Exercise objective
How many lines below include the word "text"? State that number and nothing else.

══ Supplied data ══

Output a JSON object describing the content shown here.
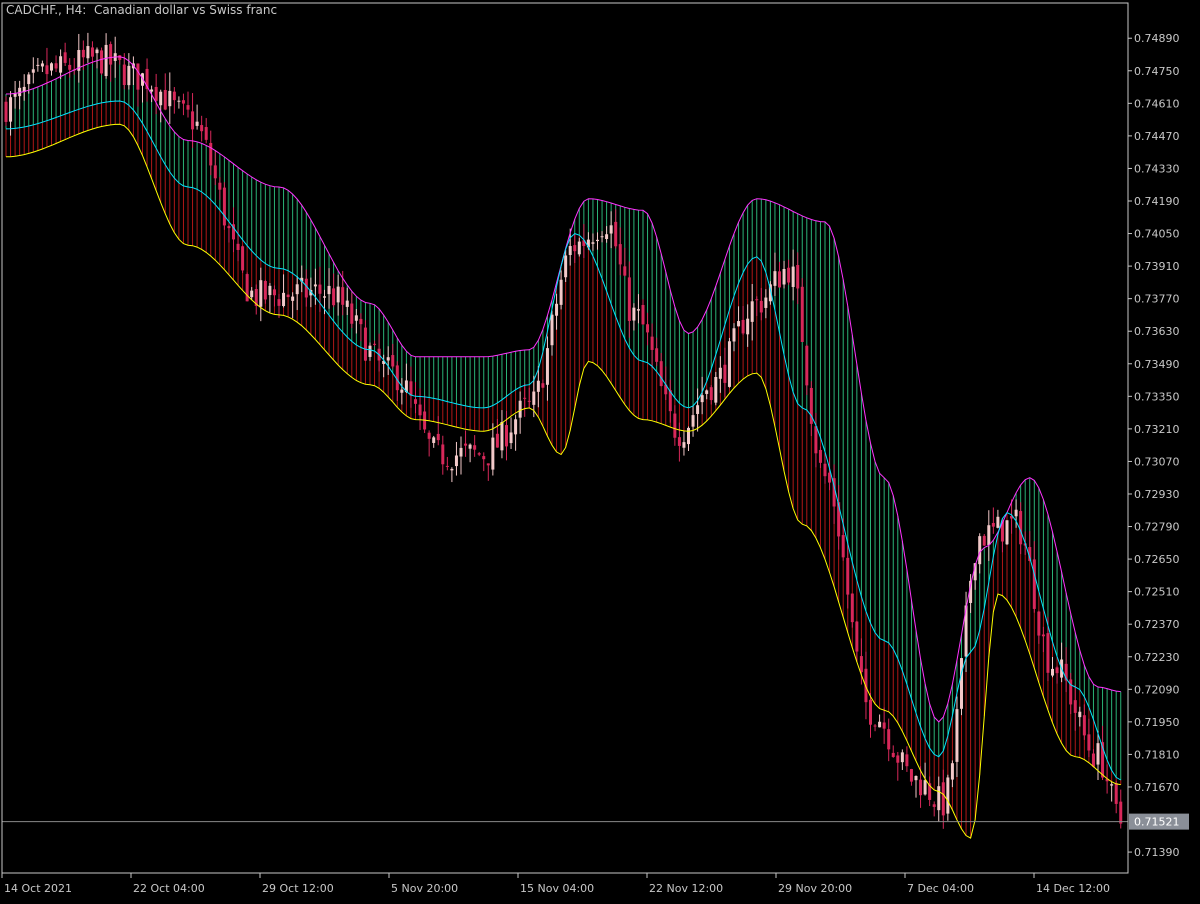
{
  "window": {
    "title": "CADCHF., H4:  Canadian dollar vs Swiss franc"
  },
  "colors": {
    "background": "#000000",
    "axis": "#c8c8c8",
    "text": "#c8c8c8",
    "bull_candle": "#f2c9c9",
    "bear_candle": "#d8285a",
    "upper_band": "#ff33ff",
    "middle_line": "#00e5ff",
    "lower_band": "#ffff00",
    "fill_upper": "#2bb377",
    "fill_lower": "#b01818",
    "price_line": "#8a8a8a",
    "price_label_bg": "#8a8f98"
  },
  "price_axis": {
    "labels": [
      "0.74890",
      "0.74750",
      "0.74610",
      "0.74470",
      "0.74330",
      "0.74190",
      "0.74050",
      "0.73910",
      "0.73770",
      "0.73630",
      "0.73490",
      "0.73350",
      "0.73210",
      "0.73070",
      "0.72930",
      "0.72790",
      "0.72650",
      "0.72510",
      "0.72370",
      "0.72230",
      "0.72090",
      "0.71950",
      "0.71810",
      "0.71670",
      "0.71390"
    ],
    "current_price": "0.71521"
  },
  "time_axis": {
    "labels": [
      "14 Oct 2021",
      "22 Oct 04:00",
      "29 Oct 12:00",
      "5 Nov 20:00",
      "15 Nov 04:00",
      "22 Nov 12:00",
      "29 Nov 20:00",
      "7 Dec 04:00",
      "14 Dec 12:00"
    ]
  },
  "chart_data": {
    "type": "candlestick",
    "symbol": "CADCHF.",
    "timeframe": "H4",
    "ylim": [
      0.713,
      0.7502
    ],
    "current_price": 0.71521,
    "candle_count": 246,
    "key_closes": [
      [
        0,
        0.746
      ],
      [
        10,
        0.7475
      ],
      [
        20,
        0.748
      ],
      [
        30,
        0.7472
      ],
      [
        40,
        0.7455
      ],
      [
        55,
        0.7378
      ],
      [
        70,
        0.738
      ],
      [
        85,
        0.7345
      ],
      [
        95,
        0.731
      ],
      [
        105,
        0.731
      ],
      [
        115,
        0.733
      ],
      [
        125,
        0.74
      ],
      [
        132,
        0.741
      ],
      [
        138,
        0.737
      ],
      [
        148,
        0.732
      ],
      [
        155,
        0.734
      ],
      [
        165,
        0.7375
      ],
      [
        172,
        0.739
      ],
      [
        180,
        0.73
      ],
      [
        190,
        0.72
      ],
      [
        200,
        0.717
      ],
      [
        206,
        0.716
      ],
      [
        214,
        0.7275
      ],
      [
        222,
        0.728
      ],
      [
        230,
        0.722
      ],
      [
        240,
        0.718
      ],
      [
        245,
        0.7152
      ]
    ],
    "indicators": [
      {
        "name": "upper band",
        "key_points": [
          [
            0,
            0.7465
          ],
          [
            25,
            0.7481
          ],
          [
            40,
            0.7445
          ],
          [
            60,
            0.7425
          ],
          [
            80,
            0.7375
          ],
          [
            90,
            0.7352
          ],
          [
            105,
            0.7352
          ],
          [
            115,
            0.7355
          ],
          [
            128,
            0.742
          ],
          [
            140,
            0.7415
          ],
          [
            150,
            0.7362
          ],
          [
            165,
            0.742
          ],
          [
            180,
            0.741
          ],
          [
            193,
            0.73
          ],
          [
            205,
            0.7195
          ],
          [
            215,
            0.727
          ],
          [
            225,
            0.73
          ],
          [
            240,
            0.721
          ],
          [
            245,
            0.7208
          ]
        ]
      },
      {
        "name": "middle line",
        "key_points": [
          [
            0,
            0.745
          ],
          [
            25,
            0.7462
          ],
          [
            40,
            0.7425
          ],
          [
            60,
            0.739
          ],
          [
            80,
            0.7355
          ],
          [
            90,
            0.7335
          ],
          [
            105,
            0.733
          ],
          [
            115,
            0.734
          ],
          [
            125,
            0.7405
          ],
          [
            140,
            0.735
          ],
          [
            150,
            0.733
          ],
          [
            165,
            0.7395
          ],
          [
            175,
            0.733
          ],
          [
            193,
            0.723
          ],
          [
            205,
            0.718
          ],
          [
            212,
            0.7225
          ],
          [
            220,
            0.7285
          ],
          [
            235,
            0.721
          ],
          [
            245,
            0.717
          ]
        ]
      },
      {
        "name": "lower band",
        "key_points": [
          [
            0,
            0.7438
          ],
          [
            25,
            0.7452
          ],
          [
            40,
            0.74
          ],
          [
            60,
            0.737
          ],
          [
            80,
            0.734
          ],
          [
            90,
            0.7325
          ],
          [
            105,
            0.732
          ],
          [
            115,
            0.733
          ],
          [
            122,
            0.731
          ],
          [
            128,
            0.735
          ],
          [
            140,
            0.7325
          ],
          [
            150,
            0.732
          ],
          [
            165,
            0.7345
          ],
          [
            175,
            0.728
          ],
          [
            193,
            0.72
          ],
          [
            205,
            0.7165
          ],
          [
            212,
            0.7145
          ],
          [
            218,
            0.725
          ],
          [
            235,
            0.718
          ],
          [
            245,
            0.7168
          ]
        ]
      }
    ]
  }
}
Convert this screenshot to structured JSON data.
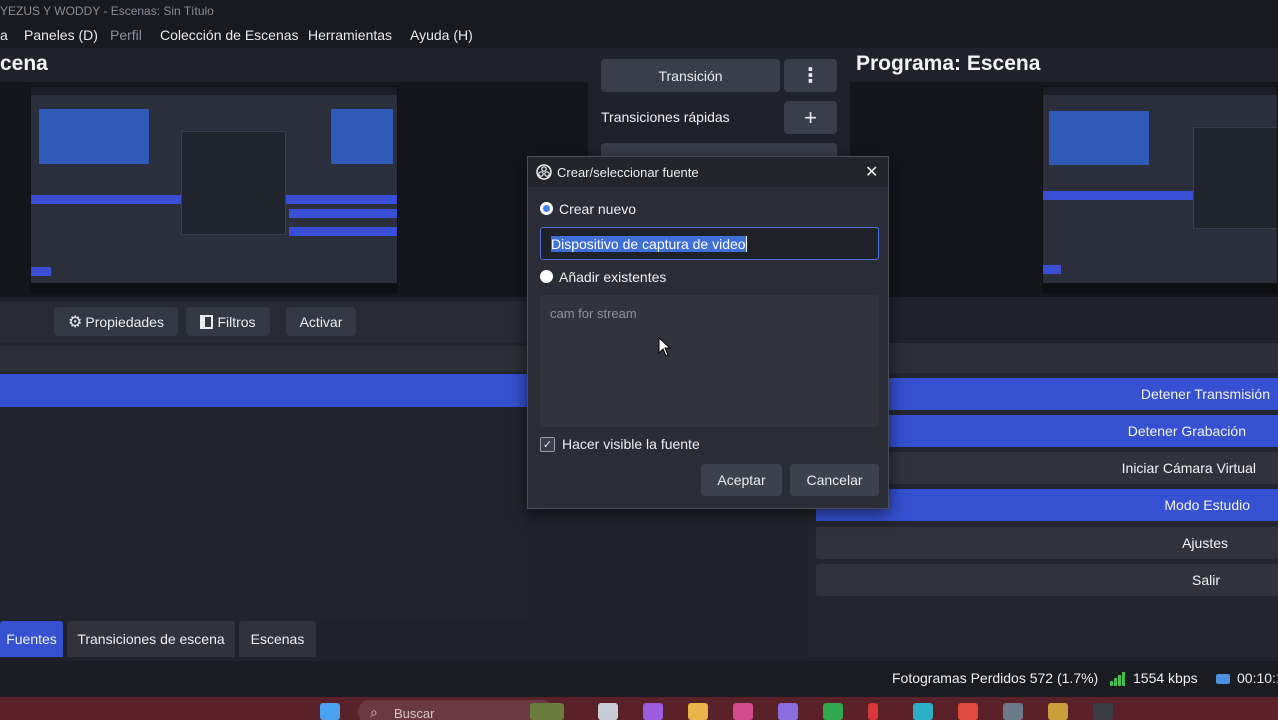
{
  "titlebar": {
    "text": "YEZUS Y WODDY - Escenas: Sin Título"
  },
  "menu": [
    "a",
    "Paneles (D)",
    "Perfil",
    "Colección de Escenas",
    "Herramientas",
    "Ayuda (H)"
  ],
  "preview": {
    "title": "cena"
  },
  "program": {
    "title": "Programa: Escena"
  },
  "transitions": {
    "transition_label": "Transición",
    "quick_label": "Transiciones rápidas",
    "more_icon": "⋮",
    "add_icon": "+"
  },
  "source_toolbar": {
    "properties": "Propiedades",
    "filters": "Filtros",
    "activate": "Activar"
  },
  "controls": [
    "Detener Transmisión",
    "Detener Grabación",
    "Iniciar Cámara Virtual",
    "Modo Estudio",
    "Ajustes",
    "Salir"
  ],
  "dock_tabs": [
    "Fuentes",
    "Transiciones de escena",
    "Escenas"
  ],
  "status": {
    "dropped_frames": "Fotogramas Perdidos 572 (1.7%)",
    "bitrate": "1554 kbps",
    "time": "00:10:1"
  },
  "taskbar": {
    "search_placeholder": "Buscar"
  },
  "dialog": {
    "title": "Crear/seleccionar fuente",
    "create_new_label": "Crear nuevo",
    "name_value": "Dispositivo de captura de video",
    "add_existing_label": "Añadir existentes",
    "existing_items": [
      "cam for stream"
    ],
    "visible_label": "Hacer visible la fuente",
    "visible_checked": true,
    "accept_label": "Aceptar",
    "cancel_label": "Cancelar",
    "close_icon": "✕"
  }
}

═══

Response to this task
2